Wyoming news briefs for August 18
Climber’s body recovered high on Gannett Peak
RIVERTON – The search for a 41-year-old Cheyenne man ended Monday afternoon, when he was found deceased on Gannett Peak.
The missing man has been identified as Thor Hallingbye.
Sublette County Sheriff's Office Sgt. Travis Bingham said the climber was reported missing Sunday morning, apparently after getting separated from his excursion group on Saturday, near Gannett Peak, the tallest mountain in Wyoming at 13,804 feet.
“At this time the death appears to be a tragic climbing accident,” Fremont County Sheriff Ryan Lee said Tuesday.
Lee said the investigation into Hallingbye’s death is continuing, involving the Fremont County Sheriff’s Office, Fremont County Coroner, and the Sublette County Sheriff’s Office.
Hallingbye’s climbing party had entered the wilderness from the Green Lakes Trailhead in Sublette County, which is typical for climbers attempting the Gannett summit.
The Sublette County Sheriff’s office began search efforts Sunday and later found the missing man Monday afternoon at an approximate elevation of 12,900 feet, within Fremont County, on the northeast face of Gannett Peak.
The body was airlifted to the Lander’s Hunt Field airport late Monday afternoon.
LCCC president: Budget cuts leave college finances in “chaos”
CHEYENNE – Laramie County Community College experienced the largest reduction in state funding in its history last fall, and the loss of $8 million impacted not only the upcoming fall semester, but the future of the college.
“There’s no better term to explain our fiscal environment right now than chaos,” LCCC President Joe Schaffer said during his State of the College address Monday.
Even with emergency funding due to the pandemic and federal stimulus programs, the college is struggling to navigate the funding cuts, he said.

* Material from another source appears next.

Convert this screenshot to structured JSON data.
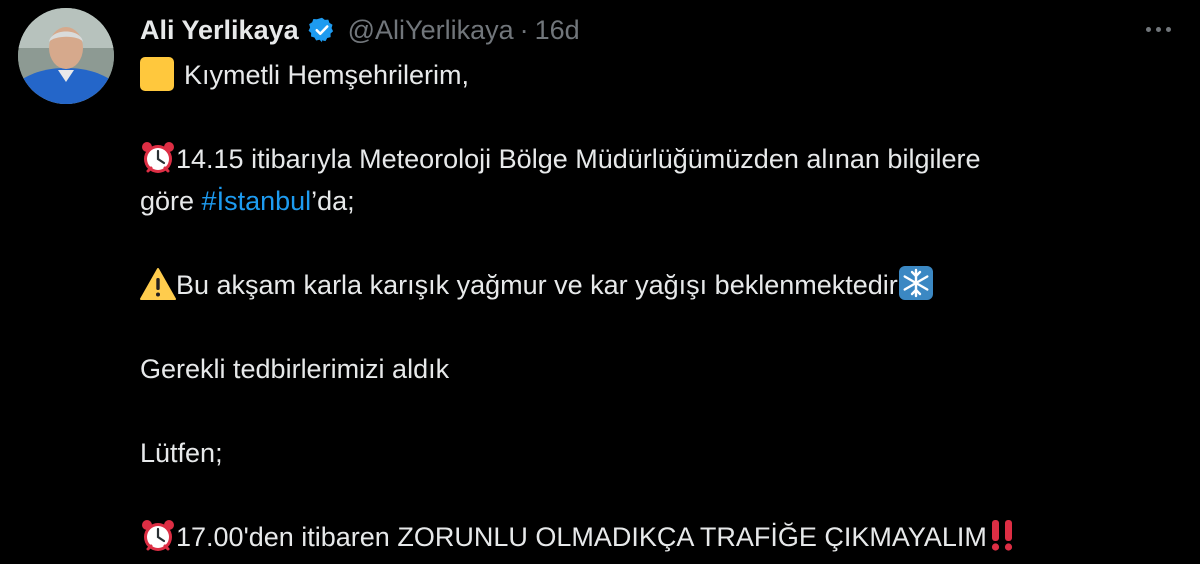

The administration is not unaccustomed to this kind of financial restriction, though. According to LCCC financial records, over the past decade, there has been a downward trend in stable funding to community colleges in the area.
Ten years ago, funding from the state’s biennium budget to LCCC was $192 million. Going into the 2023- 24 biennium, only $147 million will be allocated to the local college. Taking into account inflation and other economic factors, this was a loss of more than $98 million in funding to the school.
And in the past four years, there has been a cut in state funding to LCCC by 25 percent.
“There’s been a mantra that we need smaller government and less state spending,” Schaffer said. “And if that is our goal, what I can tell you is that we are accomplishing it when it comes to higher education.”
One of the ways LCCC has managed to function throughout these cuts to state aid is through its major one-time funding, which often comes in the form of private donations and investments.
Powell man alleged to have fled from police while on bond for foot chase
POWELL — A Powell man who led police on a foot chase mid-July is now facing charges that allege he led a deputy on a higher speed pursuit less than two weeks later.
Lon F. Middleton, 36, is alleged to have fled from a Park County Sheriff’s deputy at upwards of 90 miles per hour on July 26.
Park County prosecutors have filed four misdemeanor charges alleging Middleton sped, eluded police and drove without valid auto insurance or vehicle registration.
However, at an appearance in Circuit Court on Friday, he vehemently denied being the driver of the vehicle in question.
“I haven’t driven anywhere and I have not been pulled over. I haven’t violated anything,” Middleton said, pleading not guilty to the charges.
At the time of the pursuit, Middleton was awaiting trial in connection with a July 16 incident, in which he allegedly fought with a bartender at the Red Zone Sports Bar and Grill before running away from responding police officers. Bystanders reportedly cheered officers on as they pursued Middleton through downtown Powell.
He’d been out on a $500 bond for roughly a week when Park County Sheriff’s Deputy Allen Cooper spotted a Ford Crown Victoria speeding down Lane 9.
At one point, “I was traveling over 90 miles per hour and the white Ford was pulling away from me handily,” Cooper wrote in an affidavit.
The Park County Attorney’s Office later filed criminal charges in connection with the pursuit and moved to revoke Middleton’s bond in connection with the Red Zone case; police arrested him in Powell on Wednesday.
During Friday’s hearing in Circuit Court, Judge Bruce Waters set Middleton’s bond at $7,000, which was posted by a family member later in the day.